- _Record excerpts_:
————————
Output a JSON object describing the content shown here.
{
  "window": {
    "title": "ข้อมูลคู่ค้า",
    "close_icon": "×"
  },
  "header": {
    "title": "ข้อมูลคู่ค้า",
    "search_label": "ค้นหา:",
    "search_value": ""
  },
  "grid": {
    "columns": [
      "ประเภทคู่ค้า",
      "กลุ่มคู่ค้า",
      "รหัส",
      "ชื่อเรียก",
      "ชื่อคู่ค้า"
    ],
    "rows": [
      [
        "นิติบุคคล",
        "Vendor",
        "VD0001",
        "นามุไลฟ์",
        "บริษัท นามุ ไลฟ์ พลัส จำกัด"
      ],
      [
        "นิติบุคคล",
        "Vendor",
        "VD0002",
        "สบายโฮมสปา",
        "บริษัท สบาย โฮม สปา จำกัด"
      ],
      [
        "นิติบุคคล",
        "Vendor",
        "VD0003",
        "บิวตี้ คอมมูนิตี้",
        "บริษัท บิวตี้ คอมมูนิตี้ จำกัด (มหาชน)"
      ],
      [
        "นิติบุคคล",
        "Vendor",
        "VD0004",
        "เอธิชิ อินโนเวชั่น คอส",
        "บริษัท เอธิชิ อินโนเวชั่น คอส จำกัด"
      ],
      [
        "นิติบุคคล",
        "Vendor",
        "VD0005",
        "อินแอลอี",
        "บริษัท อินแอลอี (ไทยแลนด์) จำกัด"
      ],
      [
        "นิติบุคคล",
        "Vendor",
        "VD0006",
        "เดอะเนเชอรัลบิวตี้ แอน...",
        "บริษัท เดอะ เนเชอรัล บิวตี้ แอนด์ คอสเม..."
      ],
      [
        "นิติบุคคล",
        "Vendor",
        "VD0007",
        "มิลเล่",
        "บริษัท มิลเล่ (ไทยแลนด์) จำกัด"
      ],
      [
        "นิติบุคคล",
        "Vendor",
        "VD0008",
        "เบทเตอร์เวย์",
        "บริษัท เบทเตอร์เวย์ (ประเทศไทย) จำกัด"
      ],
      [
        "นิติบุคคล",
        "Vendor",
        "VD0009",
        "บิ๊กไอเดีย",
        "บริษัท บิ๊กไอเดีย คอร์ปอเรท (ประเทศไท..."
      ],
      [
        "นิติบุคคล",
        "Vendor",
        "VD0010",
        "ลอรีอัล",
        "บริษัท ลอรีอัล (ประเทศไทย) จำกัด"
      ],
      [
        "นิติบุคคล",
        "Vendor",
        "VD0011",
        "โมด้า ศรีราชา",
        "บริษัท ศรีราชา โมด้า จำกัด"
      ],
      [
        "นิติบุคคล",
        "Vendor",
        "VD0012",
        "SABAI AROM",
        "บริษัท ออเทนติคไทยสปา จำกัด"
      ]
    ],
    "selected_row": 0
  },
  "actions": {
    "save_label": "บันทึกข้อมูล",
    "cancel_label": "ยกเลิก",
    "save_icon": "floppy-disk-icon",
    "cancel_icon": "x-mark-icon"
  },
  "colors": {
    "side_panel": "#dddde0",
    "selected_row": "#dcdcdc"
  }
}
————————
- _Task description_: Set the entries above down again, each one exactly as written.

- _Result below_:
Output a JSON object describing the content shown here.
{
  "window": {
    "title": "ข้อมูลคู่ค้า",
    "close_icon": "×"
  },
  "header": {
    "title": "ข้อมูลคู่ค้า",
    "search_label": "ค้นหา:",
    "search_value": ""
  },
  "grid": {
    "columns": [
      "ประเภทคู่ค้า",
      "กลุ่มคู่ค้า",
      "รหัส",
      "ชื่อเรียก",
      "ชื่อคู่ค้า"
    ],
    "rows": [
      [
        "นิติบุคคล",
        "Vendor",
        "VD0001",
        "นามุไลฟ์",
        "บริษัท นามุ ไลฟ์ พลัส จำกัด"
      ],
      [
        "นิติบุคคล",
        "Vendor",
        "VD0002",
        "สบายโฮมสปา",
        "บริษัท สบาย โฮม สปา จำกัด"
      ],
      [
        "นิติบุคคล",
        "Vendor",
        "VD0003",
        "บิวตี้ คอมมูนิตี้",
        "บริษัท บิวตี้ คอมมูนิตี้ จำกัด (มหาชน)"
      ],
      [
        "นิติบุคคล",
        "Vendor",
        "VD0004",
        "เอธิชิ อินโนเวชั่น คอส",
        "บริษัท เอธิชิ อินโนเวชั่น คอส จำกัด"
      ],
      [
        "นิติบุคคล",
        "Vendor",
        "VD0005",
        "อินแอลอี",
        "บริษัท อินแอลอี (ไทยแลนด์) จำกัด"
      ],
      [
        "นิติบุคคล",
        "Vendor",
        "VD0006",
        "เดอะเนเชอรัลบิวตี้ แอน...",
        "บริษัท เดอะ เนเชอรัล บิวตี้ แอนด์ คอสเม..."
      ],
      [
        "นิติบุคคล",
        "Vendor",
        "VD0007",
        "มิลเล่",
        "บริษัท มิลเล่ (ไทยแลนด์) จำกัด"
      ],
      [
        "นิติบุคคล",
        "Vendor",
        "VD0008",
        "เบทเตอร์เวย์",
        "บริษัท เบทเตอร์เวย์ (ประเทศไทย) จำกัด"
      ],
      [
        "นิติบุคคล",
        "Vendor",
        "VD0009",
        "บิ๊กไอเดีย",
        "บริษัท บิ๊กไอเดีย คอร์ปอเรท (ประเทศไท..."
      ],
      [
        "นิติบุคคล",
        "Vendor",
        "VD0010",
        "ลอรีอัล",
        "บริษัท ลอรีอัล (ประเทศไทย) จำกัด"
      ],
      [
        "นิติบุคคล",
        "Vendor",
        "VD0011",
        "โมด้า ศรีราชา",
        "บริษัท ศรีราชา โมด้า จำกัด"
      ],
      [
        "นิติบุคคล",
        "Vendor",
        "VD0012",
        "SABAI AROM",
        "บริษัท ออเทนติคไทยสปา จำกัด"
      ]
    ],
    "selected_row": 0
  },
  "actions": {
    "save_label": "บันทึกข้อมูล",
    "cancel_label": "ยกเลิก",
    "save_icon": "floppy-disk-icon",
    "cancel_icon": "x-mark-icon"
  },
  "colors": {
    "side_panel": "#dddde0",
    "selected_row": "#dcdcdc"
  }
}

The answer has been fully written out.